[ACTIVITY]
Reproduce the listing that follows word for word, without its pictures.

=== Section Start ===

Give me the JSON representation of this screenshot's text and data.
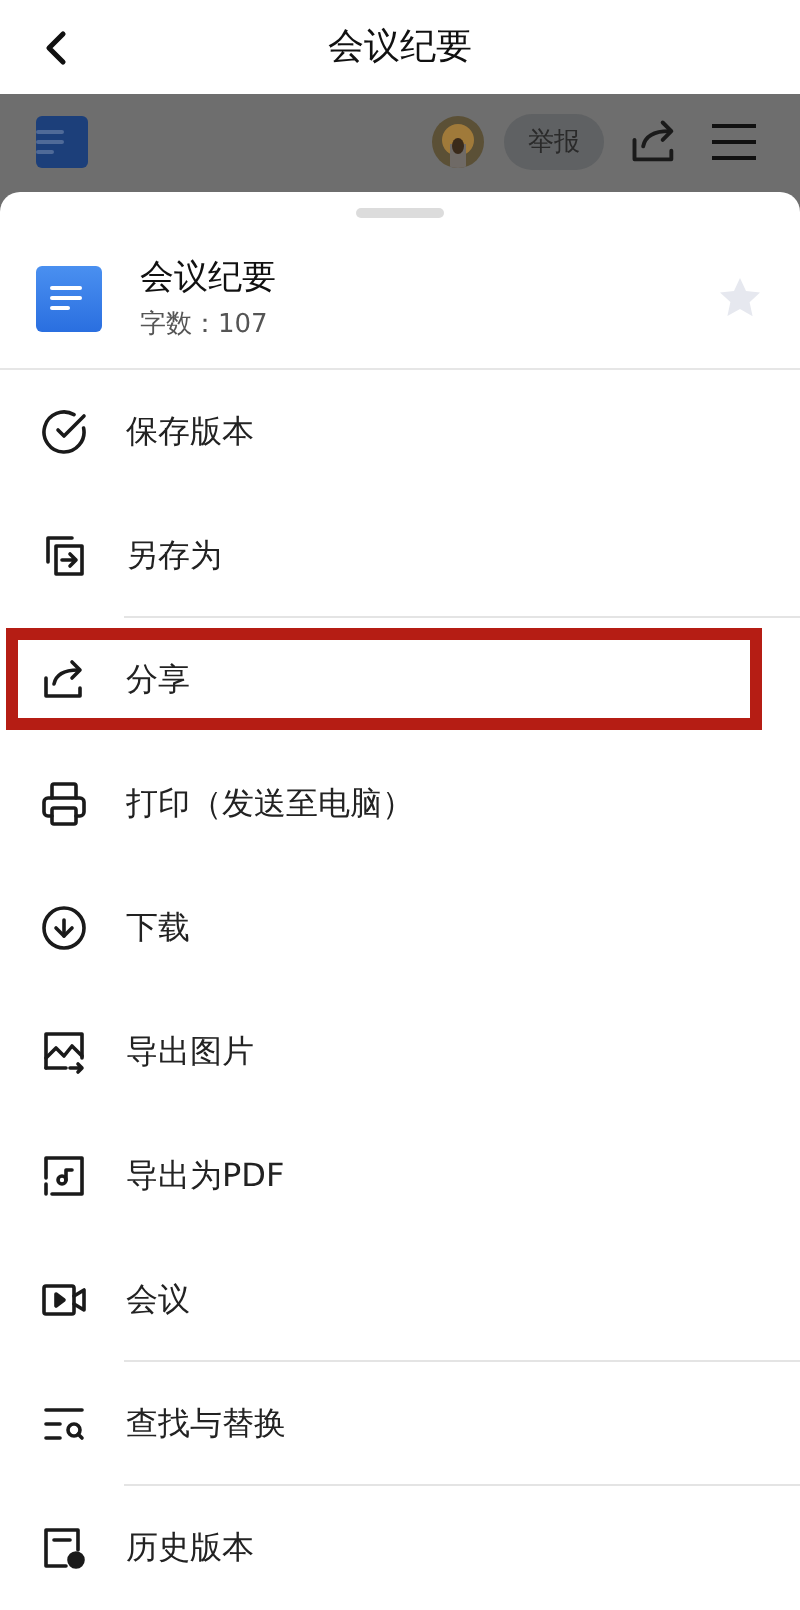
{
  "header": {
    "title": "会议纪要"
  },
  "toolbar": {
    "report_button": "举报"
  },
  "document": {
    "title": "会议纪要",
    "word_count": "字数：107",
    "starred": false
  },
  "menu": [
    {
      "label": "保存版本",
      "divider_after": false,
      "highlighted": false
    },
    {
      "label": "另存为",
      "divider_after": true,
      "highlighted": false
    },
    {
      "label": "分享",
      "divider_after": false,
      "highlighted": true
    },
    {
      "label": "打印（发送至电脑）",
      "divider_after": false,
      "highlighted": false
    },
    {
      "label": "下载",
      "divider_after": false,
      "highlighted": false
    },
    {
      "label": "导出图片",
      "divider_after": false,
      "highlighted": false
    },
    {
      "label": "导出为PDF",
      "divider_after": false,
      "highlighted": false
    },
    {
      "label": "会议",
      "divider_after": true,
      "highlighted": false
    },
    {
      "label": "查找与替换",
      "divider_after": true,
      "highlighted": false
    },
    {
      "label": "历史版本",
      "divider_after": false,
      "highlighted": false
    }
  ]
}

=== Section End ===

[OUTPUT]
Give me the JSON representation of this screenshot's text and data.
{
  "header": {
    "title": "会议纪要"
  },
  "toolbar": {
    "report_button": "举报"
  },
  "document": {
    "title": "会议纪要",
    "word_count": "字数：107",
    "starred": false
  },
  "menu": [
    {
      "label": "保存版本",
      "divider_after": false,
      "highlighted": false
    },
    {
      "label": "另存为",
      "divider_after": true,
      "highlighted": false
    },
    {
      "label": "分享",
      "divider_after": false,
      "highlighted": true
    },
    {
      "label": "打印（发送至电脑）",
      "divider_after": false,
      "highlighted": false
    },
    {
      "label": "下载",
      "divider_after": false,
      "highlighted": false
    },
    {
      "label": "导出图片",
      "divider_after": false,
      "highlighted": false
    },
    {
      "label": "导出为PDF",
      "divider_after": false,
      "highlighted": false
    },
    {
      "label": "会议",
      "divider_after": true,
      "highlighted": false
    },
    {
      "label": "查找与替换",
      "divider_after": true,
      "highlighted": false
    },
    {
      "label": "历史版本",
      "divider_after": false,
      "highlighted": false
    }
  ]
}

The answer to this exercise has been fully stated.